── INPUT
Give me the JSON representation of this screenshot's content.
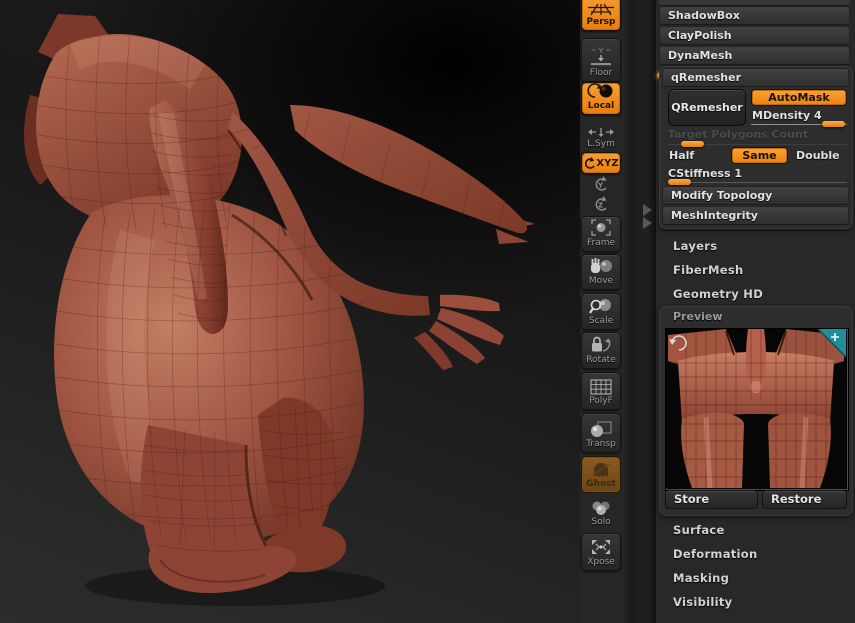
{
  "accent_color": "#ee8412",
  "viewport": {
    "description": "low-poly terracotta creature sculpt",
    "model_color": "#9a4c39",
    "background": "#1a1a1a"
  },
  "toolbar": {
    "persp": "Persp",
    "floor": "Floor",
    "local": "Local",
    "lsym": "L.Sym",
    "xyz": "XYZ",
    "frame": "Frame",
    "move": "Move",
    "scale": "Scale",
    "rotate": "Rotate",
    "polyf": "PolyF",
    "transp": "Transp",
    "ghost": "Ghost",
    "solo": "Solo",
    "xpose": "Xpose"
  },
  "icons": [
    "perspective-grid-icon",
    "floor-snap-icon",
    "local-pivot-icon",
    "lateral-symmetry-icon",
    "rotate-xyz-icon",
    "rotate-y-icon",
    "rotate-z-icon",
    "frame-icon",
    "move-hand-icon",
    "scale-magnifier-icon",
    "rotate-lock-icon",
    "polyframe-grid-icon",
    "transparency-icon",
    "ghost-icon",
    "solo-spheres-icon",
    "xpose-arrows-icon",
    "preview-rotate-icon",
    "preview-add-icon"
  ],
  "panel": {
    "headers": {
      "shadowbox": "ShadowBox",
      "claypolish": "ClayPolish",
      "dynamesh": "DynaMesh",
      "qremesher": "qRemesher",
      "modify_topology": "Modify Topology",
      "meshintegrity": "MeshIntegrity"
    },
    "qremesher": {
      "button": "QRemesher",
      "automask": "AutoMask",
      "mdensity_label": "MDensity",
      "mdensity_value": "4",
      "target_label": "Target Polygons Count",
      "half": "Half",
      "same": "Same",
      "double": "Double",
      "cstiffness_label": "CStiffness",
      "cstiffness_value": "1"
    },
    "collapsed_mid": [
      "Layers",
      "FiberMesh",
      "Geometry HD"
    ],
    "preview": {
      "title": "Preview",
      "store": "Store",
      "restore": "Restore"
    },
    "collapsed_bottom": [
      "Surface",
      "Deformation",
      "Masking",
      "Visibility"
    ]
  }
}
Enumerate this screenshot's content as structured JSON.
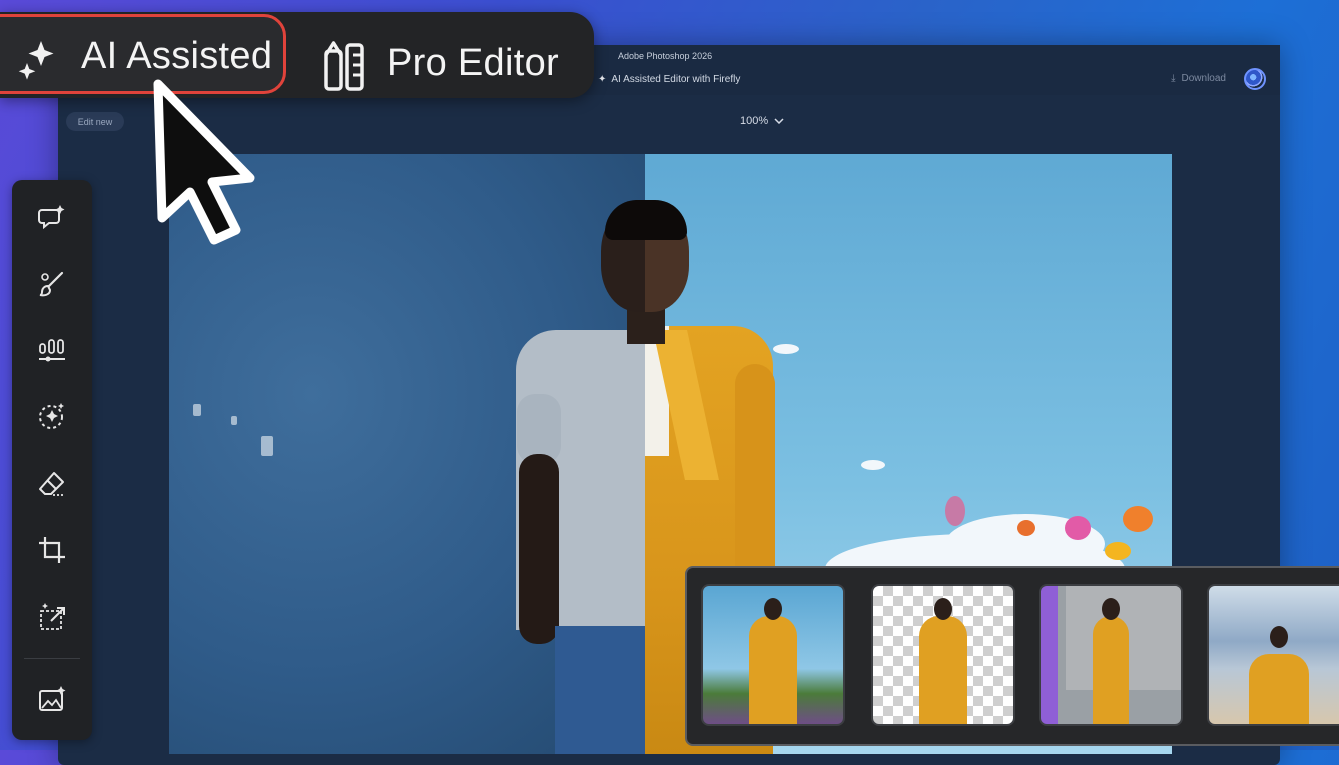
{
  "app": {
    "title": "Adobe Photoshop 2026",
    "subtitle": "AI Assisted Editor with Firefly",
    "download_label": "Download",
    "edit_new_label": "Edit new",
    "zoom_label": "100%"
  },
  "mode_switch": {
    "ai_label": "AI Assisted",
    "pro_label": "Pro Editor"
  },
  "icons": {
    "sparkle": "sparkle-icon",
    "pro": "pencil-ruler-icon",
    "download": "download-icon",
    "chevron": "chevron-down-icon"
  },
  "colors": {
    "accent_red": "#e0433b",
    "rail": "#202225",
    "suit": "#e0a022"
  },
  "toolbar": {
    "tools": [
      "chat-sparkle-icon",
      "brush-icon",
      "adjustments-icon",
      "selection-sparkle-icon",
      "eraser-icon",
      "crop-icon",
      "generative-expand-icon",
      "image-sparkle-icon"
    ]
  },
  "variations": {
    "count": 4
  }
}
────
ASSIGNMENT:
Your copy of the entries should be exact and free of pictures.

EXERCISE RESULT:
Give me the JSON representation of this screenshot's content.
{
  "accent_color": "#ee8412",
  "viewport": {
    "description": "low-poly terracotta creature sculpt",
    "model_color": "#9a4c39",
    "background": "#1a1a1a"
  },
  "toolbar": {
    "persp": "Persp",
    "floor": "Floor",
    "local": "Local",
    "lsym": "L.Sym",
    "xyz": "XYZ",
    "frame": "Frame",
    "move": "Move",
    "scale": "Scale",
    "rotate": "Rotate",
    "polyf": "PolyF",
    "transp": "Transp",
    "ghost": "Ghost",
    "solo": "Solo",
    "xpose": "Xpose"
  },
  "icons": [
    "perspective-grid-icon",
    "floor-snap-icon",
    "local-pivot-icon",
    "lateral-symmetry-icon",
    "rotate-xyz-icon",
    "rotate-y-icon",
    "rotate-z-icon",
    "frame-icon",
    "move-hand-icon",
    "scale-magnifier-icon",
    "rotate-lock-icon",
    "polyframe-grid-icon",
    "transparency-icon",
    "ghost-icon",
    "solo-spheres-icon",
    "xpose-arrows-icon",
    "preview-rotate-icon",
    "preview-add-icon"
  ],
  "panel": {
    "headers": {
      "shadowbox": "ShadowBox",
      "claypolish": "ClayPolish",
      "dynamesh": "DynaMesh",
      "qremesher": "qRemesher",
      "modify_topology": "Modify Topology",
      "meshintegrity": "MeshIntegrity"
    },
    "qremesher": {
      "button": "QRemesher",
      "automask": "AutoMask",
      "mdensity_label": "MDensity",
      "mdensity_value": "4",
      "target_label": "Target Polygons Count",
      "half": "Half",
      "same": "Same",
      "double": "Double",
      "cstiffness_label": "CStiffness",
      "cstiffness_value": "1"
    },
    "collapsed_mid": [
      "Layers",
      "FiberMesh",
      "Geometry HD"
    ],
    "preview": {
      "title": "Preview",
      "store": "Store",
      "restore": "Restore"
    },
    "collapsed_bottom": [
      "Surface",
      "Deformation",
      "Masking",
      "Visibility"
    ]
  }
}
Enumerate this screenshot's content as structured JSON.
{
  "app": {
    "title": "Adobe Photoshop 2026",
    "subtitle": "AI Assisted Editor with Firefly",
    "download_label": "Download",
    "edit_new_label": "Edit new",
    "zoom_label": "100%"
  },
  "mode_switch": {
    "ai_label": "AI Assisted",
    "pro_label": "Pro Editor"
  },
  "icons": {
    "sparkle": "sparkle-icon",
    "pro": "pencil-ruler-icon",
    "download": "download-icon",
    "chevron": "chevron-down-icon"
  },
  "colors": {
    "accent_red": "#e0433b",
    "rail": "#202225",
    "suit": "#e0a022"
  },
  "toolbar": {
    "tools": [
      "chat-sparkle-icon",
      "brush-icon",
      "adjustments-icon",
      "selection-sparkle-icon",
      "eraser-icon",
      "crop-icon",
      "generative-expand-icon",
      "image-sparkle-icon"
    ]
  },
  "variations": {
    "count": 4
  }
}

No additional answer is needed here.